By Mohammed Abbas
CRAWLEY, England (Reuters) - With voters disgusted by sleaze allegations and political bickering, Britain's ruling Labour party has an uphill battle clinging to power in crucial parliamentary seats such as Crawley in southern England.
The center-left party has been in government for 13 years, but has only a tiny majority in the area, some 30 miles south of London, one of several so-called marginal constituencies seen as decisive for the May 6 national vote.
"I can't think of anything worse than another five years of Labour ... Sleaze brought down the last Conservative government and it should have brought down this one," said health worker Lindsey Hales, 57, referring to Labour's main rival, the right-of-center Conservative party.
Labour leader Prime Minister Gordon Brown announced the election date on Tuesday, and like the Conservatives before losing power in 1997, his party has been buffeted by a steady drip of stories alleging political misdeeds, such as peddling influence for money or inflating expense claims.
Few voters in Crawley, a busy commercial hub between London and the south coast, gave any positive reasons for voting, other than dislodging Labour.
"Get rid of the lot of them because they're diabolical," said one man on why he would vote, declining to be named.
The Conservatives, who have consistently led in opinion polls, have also been implicated by allegations of sleaze, but for many voters in Crawley, close to London's Gatwick airport, the mud has stuck to Labour.
Those more favorable to the party, or who have not yet decided how to vote, said they had seen few concrete policies from any side and had yet to be convinced.
"The economy and jobs are the most important issues, but I don't have a lot of faith in either of the main parties.

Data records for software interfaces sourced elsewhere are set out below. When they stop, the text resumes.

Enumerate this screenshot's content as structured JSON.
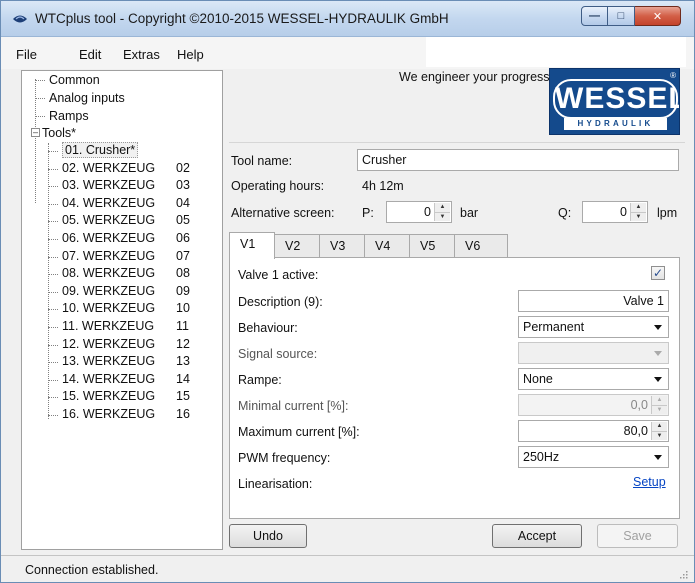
{
  "window": {
    "title": "WTCplus tool - Copyright ©2010-2015 WESSEL-HYDRAULIK GmbH"
  },
  "menu": [
    "File",
    "Edit",
    "Extras",
    "Help"
  ],
  "tree": {
    "items": [
      "Common",
      "Analog inputs",
      "Ramps"
    ],
    "tools_label": "Tools*",
    "tools": [
      {
        "name": "01. Crusher*",
        "num": ""
      },
      {
        "name": "02. WERKZEUG",
        "num": "02"
      },
      {
        "name": "03. WERKZEUG",
        "num": "03"
      },
      {
        "name": "04. WERKZEUG",
        "num": "04"
      },
      {
        "name": "05. WERKZEUG",
        "num": "05"
      },
      {
        "name": "06. WERKZEUG",
        "num": "06"
      },
      {
        "name": "07. WERKZEUG",
        "num": "07"
      },
      {
        "name": "08. WERKZEUG",
        "num": "08"
      },
      {
        "name": "09. WERKZEUG",
        "num": "09"
      },
      {
        "name": "10. WERKZEUG",
        "num": "10"
      },
      {
        "name": "11. WERKZEUG",
        "num": "11"
      },
      {
        "name": "12. WERKZEUG",
        "num": "12"
      },
      {
        "name": "13. WERKZEUG",
        "num": "13"
      },
      {
        "name": "14. WERKZEUG",
        "num": "14"
      },
      {
        "name": "15. WERKZEUG",
        "num": "15"
      },
      {
        "name": "16. WERKZEUG",
        "num": "16"
      }
    ]
  },
  "header": {
    "tagline": "We engineer your progress.",
    "logo_main": "WESSEL",
    "logo_sub": "HYDRAULIK",
    "logo_reg": "®"
  },
  "tool": {
    "name_label": "Tool name:",
    "name_value": "Crusher",
    "hours_label": "Operating hours:",
    "hours_value": "4h 12m",
    "alt_label": "Alternative screen:",
    "p_label": "P:",
    "p_value": "0",
    "p_unit": "bar",
    "q_label": "Q:",
    "q_value": "0",
    "q_unit": "lpm"
  },
  "tabs": [
    "V1",
    "V2",
    "V3",
    "V4",
    "V5",
    "V6"
  ],
  "valve": {
    "active_label": "Valve 1 active:",
    "active_mark": "✓",
    "desc_label": "Description (9):",
    "desc_value": "Valve 1",
    "behaviour_label": "Behaviour:",
    "behaviour_value": "Permanent",
    "signal_label": "Signal source:",
    "signal_value": "",
    "rampe_label": "Rampe:",
    "rampe_value": "None",
    "min_label": "Minimal current [%]:",
    "min_value": "0,0",
    "max_label": "Maximum current [%]:",
    "max_value": "80,0",
    "pwm_label": "PWM frequency:",
    "pwm_value": "250Hz",
    "lin_label": "Linearisation:",
    "lin_link": "Setup"
  },
  "buttons": {
    "undo": "Undo",
    "accept": "Accept",
    "save": "Save"
  },
  "status": {
    "text": "Connection established."
  }
}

The Liberal Democrats are probably the most sensible ... Labour is still an option," said insurance worker Kevin Fisher, 50, referring to Britain's third, smaller party.
An Ipsos MORI poll commissioned by Reuters last month showed the Conservatives still lag Labour in the marginal constituencies they must win to secure a clearcut election victory.

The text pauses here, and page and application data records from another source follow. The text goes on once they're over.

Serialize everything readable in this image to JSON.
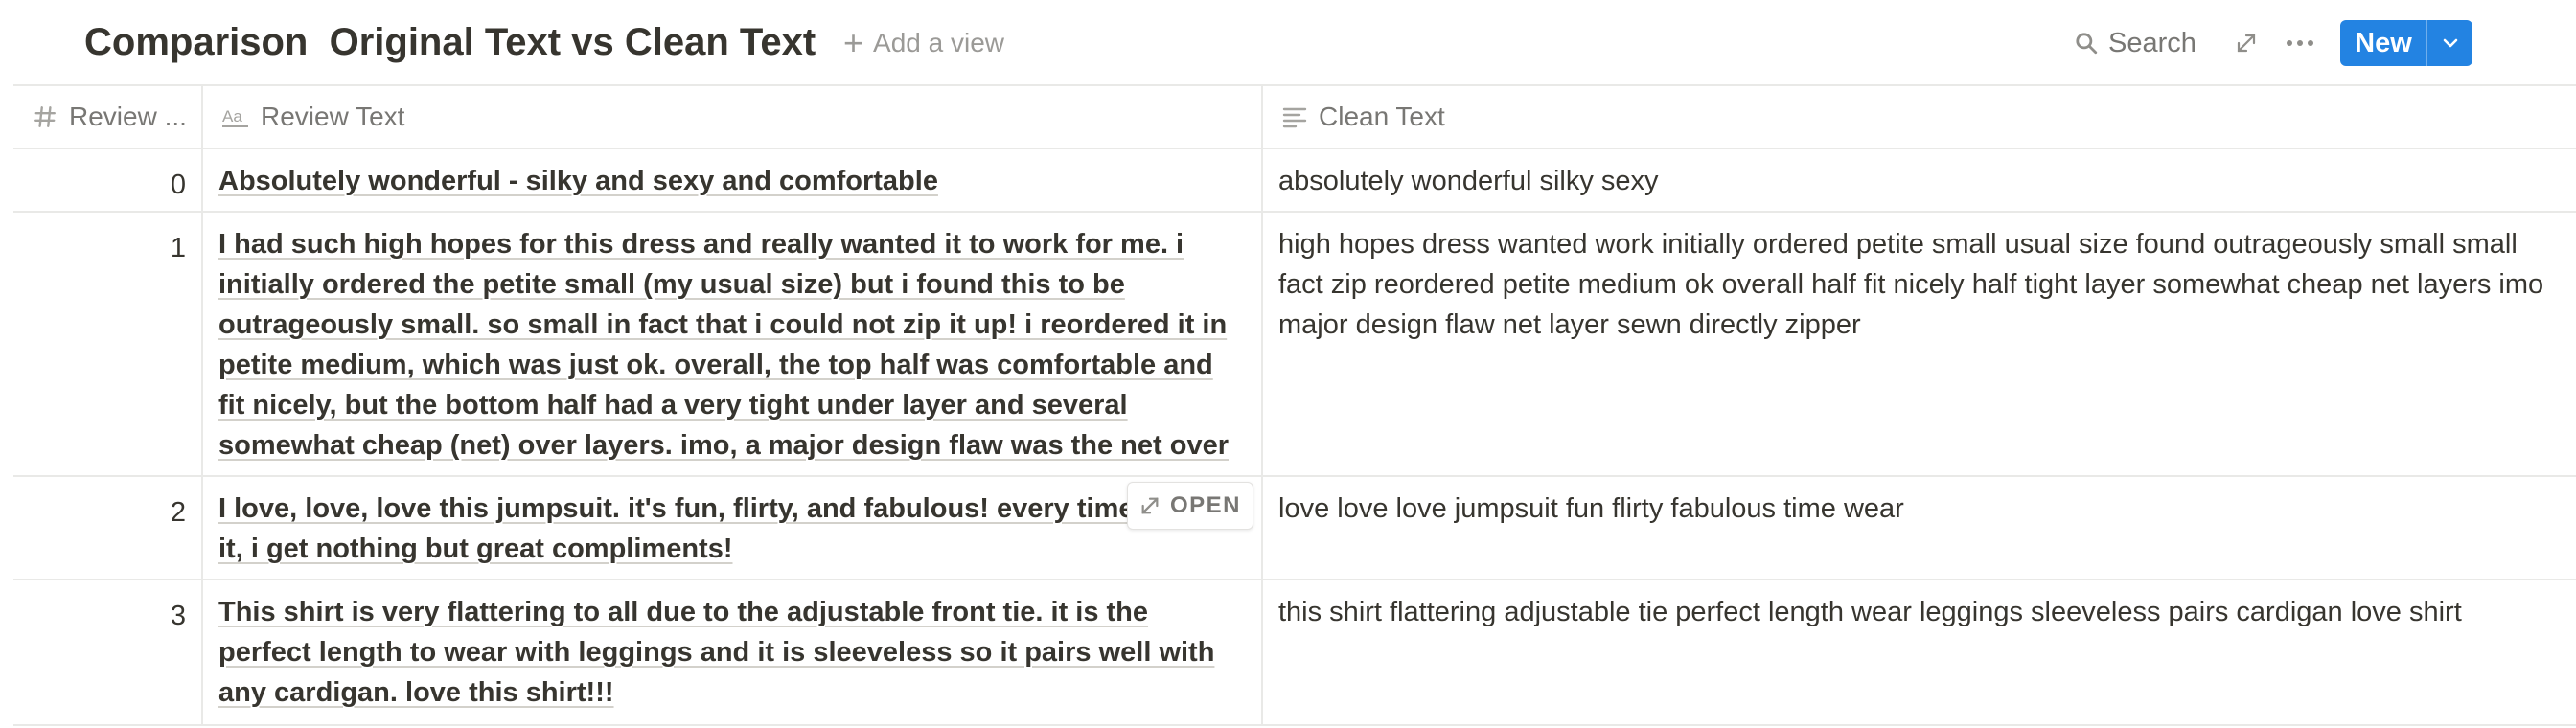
{
  "header": {
    "title": "Comparison  Original Text vs Clean Text",
    "add_view": "Add a view",
    "search": "Search",
    "new_button": "New"
  },
  "table": {
    "columns": [
      {
        "label": "Review ...",
        "icon": "number-icon"
      },
      {
        "label": "Review Text",
        "icon": "text-type-icon"
      },
      {
        "label": "Clean Text",
        "icon": "lines-icon"
      }
    ],
    "rows": [
      {
        "num": "0",
        "review": "Absolutely wonderful - silky and sexy and comfortable",
        "clean": "absolutely wonderful silky sexy"
      },
      {
        "num": "1",
        "review": "I had such high hopes for this dress and really wanted it to work for me. i initially ordered the petite small (my usual size) but i found this to be outrageously small. so small in fact that i could not zip it up! i reordered it in petite medium, which was just ok. overall, the top half was comfortable and fit nicely, but the bottom half had a very tight under layer and several somewhat cheap (net) over layers. imo, a major design flaw was the net over layer sewn directly into the zipper - it c",
        "clean": "high hopes dress wanted work initially ordered petite small usual size found outrageously small small fact zip reordered petite medium ok overall half fit nicely half tight layer somewhat cheap net layers imo major design flaw net layer sewn directly zipper"
      },
      {
        "num": "2",
        "review": "I love, love, love this jumpsuit. it's fun, flirty, and fabulous! every time i wear it, i get nothing but great compliments!",
        "clean": "love love love jumpsuit fun flirty fabulous time wear"
      },
      {
        "num": "3",
        "review": "This shirt is very flattering to all due to the adjustable front tie. it is the perfect length to wear with leggings and it is sleeveless so it pairs well with any cardigan. love this shirt!!!",
        "clean": "this shirt flattering adjustable tie perfect length wear leggings sleeveless pairs cardigan love shirt"
      }
    ],
    "open_label": "OPEN"
  },
  "colors": {
    "accent": "#2383e2",
    "text": "#37352f",
    "muted": "#787774",
    "border": "#e9e9e7"
  }
}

Campaigning is set to begin in earnest now the election has been called, and cutting Britain's massive budget deficit is expected to take center stage.

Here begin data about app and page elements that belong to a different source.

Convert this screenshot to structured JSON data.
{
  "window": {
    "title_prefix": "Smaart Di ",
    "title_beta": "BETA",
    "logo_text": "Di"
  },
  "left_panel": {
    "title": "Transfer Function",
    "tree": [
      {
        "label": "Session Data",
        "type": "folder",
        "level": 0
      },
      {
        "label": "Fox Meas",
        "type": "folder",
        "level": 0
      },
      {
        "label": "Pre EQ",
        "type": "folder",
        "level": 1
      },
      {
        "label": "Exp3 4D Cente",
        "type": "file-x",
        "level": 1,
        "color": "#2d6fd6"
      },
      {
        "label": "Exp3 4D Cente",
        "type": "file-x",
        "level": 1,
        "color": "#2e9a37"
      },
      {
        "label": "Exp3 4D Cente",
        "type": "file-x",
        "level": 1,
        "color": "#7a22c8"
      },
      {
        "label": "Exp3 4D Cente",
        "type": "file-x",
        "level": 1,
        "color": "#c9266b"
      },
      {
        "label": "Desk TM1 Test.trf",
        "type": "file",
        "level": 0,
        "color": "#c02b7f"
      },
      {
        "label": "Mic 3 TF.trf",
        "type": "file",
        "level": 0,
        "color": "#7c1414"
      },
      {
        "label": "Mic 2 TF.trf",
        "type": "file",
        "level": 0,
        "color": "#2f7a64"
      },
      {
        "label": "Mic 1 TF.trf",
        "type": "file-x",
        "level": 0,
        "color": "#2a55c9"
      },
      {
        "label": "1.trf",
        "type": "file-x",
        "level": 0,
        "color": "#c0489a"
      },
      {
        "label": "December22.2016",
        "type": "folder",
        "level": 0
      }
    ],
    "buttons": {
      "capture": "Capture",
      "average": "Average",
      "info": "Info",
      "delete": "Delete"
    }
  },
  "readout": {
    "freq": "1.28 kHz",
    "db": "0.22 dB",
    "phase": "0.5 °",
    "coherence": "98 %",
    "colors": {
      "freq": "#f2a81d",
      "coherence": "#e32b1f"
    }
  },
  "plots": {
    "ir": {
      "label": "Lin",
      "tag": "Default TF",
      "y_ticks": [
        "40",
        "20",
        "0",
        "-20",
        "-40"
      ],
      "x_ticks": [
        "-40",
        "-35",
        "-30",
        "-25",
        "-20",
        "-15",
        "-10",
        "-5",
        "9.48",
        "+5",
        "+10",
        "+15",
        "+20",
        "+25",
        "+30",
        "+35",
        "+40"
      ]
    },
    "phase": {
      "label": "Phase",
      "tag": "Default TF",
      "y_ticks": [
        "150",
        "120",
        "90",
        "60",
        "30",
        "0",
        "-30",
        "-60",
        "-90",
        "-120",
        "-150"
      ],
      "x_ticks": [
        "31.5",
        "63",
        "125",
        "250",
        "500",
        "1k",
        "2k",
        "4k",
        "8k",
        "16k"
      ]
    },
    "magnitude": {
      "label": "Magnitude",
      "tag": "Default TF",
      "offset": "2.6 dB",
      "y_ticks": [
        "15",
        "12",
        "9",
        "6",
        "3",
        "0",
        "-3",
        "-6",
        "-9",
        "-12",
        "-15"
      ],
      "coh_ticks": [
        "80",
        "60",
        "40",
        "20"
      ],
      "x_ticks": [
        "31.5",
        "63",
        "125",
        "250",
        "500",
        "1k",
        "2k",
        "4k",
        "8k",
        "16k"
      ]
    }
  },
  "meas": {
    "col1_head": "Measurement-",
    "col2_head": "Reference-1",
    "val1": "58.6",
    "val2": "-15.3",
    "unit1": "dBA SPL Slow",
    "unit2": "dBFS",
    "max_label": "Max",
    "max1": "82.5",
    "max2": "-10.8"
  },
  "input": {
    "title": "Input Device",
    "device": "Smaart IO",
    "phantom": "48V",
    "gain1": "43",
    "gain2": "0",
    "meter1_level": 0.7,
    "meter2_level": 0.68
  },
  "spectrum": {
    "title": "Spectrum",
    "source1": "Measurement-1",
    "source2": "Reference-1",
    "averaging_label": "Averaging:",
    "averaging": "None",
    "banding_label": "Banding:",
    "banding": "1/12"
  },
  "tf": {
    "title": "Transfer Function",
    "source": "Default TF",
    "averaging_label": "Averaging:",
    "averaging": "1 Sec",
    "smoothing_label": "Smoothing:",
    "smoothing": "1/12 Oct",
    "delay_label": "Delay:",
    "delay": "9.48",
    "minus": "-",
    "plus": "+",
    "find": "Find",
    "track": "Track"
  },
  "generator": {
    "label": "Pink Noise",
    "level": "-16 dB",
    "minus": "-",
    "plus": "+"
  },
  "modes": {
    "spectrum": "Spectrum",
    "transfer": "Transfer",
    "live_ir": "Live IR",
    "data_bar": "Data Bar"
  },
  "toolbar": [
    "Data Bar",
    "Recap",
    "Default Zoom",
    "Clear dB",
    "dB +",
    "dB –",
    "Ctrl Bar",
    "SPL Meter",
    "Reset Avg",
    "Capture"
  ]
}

Political parties have so far been coy in identifying where and how deeply they would cut spending.
"All the main parties are the same. Whoever gets in, will do the same thing, cut spending and bring taxes. They're not being open or honest enough about it," said an engineer of Sri Lankan origin, 35, who gave his name as Thusha.
Instead, voters said, parties had been busy scoring political points and bickering.
"I want lower taxes, less bullshit. They're just fighting with each other," said a man who declined to be named who works in a recruitment agency, adding that jobs had dried up.